Holy women, men focus of series by longtime iconographer – Chicagoland
Joe Malham is well known for his work as an iconographer. Artist-in-Residence at Mother of God Parish St. Gregory the Great Church, 5545 N. Paulina St., has created a new series featuring modern holy women and men who have done great things in during their life.
Included as a subset of the series are “Chicago Heroes,” which includes Catholics who have ministered in the Archdiocese of Chicago, such as Dorothy Day and Cardinal George Mundelein.
The series’ inspiration followed an icon of the Healing Christ, which Malham created at the start of the pandemic to give comfort to those who are sick or have sick or deceased loved ones.
âI realized I couldn’t go back to what was and started to find something new,â said Malham. “[I] came up with this idea from these 20th century Catholic heroes. It’s a new look, I think, for once again.
It’s also a slightly different ârawâ style from his earlier work of creating icons.
“What I wanted to convey is that instead of showing people in their deified state like with icons, I wanted to show them a little more impressionistic to show that we are all still moving forward,” said Malham. âWe still follow Christ and we still proclaim the cross even though we are imperfect and unfinished. “
Each hero image is a signed and numbered 12 inch by 12 inch reproduction on stretched canvas that may be framed. All of them come with a short biography of the person.

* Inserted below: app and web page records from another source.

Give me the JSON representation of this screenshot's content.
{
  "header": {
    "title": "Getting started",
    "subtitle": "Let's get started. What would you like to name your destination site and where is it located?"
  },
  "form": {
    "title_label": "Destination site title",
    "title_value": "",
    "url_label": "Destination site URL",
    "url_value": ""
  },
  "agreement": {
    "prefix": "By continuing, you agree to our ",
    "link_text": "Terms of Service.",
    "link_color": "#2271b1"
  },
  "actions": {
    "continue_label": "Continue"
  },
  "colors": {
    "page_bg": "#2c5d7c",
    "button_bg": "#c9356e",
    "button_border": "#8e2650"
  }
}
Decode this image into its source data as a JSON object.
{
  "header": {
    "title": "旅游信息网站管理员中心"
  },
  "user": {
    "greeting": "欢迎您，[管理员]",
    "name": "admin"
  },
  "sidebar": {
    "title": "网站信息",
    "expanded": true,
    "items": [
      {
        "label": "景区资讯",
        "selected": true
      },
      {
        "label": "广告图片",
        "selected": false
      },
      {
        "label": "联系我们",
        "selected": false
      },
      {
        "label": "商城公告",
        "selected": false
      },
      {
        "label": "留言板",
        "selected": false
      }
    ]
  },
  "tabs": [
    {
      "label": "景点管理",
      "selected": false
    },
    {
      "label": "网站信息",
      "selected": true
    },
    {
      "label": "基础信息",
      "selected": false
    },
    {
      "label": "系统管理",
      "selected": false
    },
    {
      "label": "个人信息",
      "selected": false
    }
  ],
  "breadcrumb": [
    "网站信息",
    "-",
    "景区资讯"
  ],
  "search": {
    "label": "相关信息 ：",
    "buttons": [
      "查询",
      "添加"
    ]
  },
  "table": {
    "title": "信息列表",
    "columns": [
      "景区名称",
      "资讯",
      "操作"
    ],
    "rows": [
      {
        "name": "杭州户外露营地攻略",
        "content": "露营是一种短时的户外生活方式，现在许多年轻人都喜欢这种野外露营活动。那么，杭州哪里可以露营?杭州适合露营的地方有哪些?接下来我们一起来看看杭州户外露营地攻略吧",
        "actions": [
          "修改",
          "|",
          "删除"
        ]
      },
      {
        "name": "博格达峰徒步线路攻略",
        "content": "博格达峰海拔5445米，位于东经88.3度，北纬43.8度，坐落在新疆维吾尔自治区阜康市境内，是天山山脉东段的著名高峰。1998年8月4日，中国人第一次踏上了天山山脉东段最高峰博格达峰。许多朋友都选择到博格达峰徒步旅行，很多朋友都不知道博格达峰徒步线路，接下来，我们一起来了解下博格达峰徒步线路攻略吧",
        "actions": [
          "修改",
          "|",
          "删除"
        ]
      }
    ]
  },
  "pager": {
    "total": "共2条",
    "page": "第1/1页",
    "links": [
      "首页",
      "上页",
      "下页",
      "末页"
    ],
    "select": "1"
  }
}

Malham hopes to make another Chicago hero series, which will likely include Our Lady of Namur’s sister Dorothy Strang, who was murdered in Brazil in 2005, and who taught in several Archdiocesan schools.
“It’s pretty neat, the channel just keeps getting bigger the way all these great Catholic lives are tied together,” he said.
Malham also introduces Jean Baptiste Point du Sable, Chicago’s first non-native resident.
âObviously he didn’t live a heroic life of holiness like Augustus Tolton, but they say he was very fair and honest and treated the native people with great integrity,â he said. he declares. “This is heroic Catholicism at work.”
Another Chicago hero is Mother Teresa Dudzik, founder of the Franciscan Sisters of Chicago, who died in 1918 and a pioneer in the care of the elderly and people with special needs.
âI think this is a story that young people, in particular, need to hear, because it is the communion of saints that advances the faith. These are the stories of who we were and it becomes the story of who we are going to be in the future, âhe said.
“We have men, women, people of color who all have in common that they have followed Christ and proclaimed the cross,” he said, adding that he wanted to make a series that exhibits “the magnificence total of ordinary people who lived in our archdiocese. “
The parish priest of Mary Mother of God purchased a set from the Chicago series to hang on the walls of the parish soup kitchen at St. Thomas of Canterbury Church, Malham said. He hopes schools will buy the series as a teaching and evangelism tool.
âI hope that somehow they end up in schools because nothing teaches like pictures,â he said. “God really approaches us with beauty first, and I think these pictures are hopefully beautiful, but their stories are also beautiful.”
For more information visit trinity-icons.myshopify.com.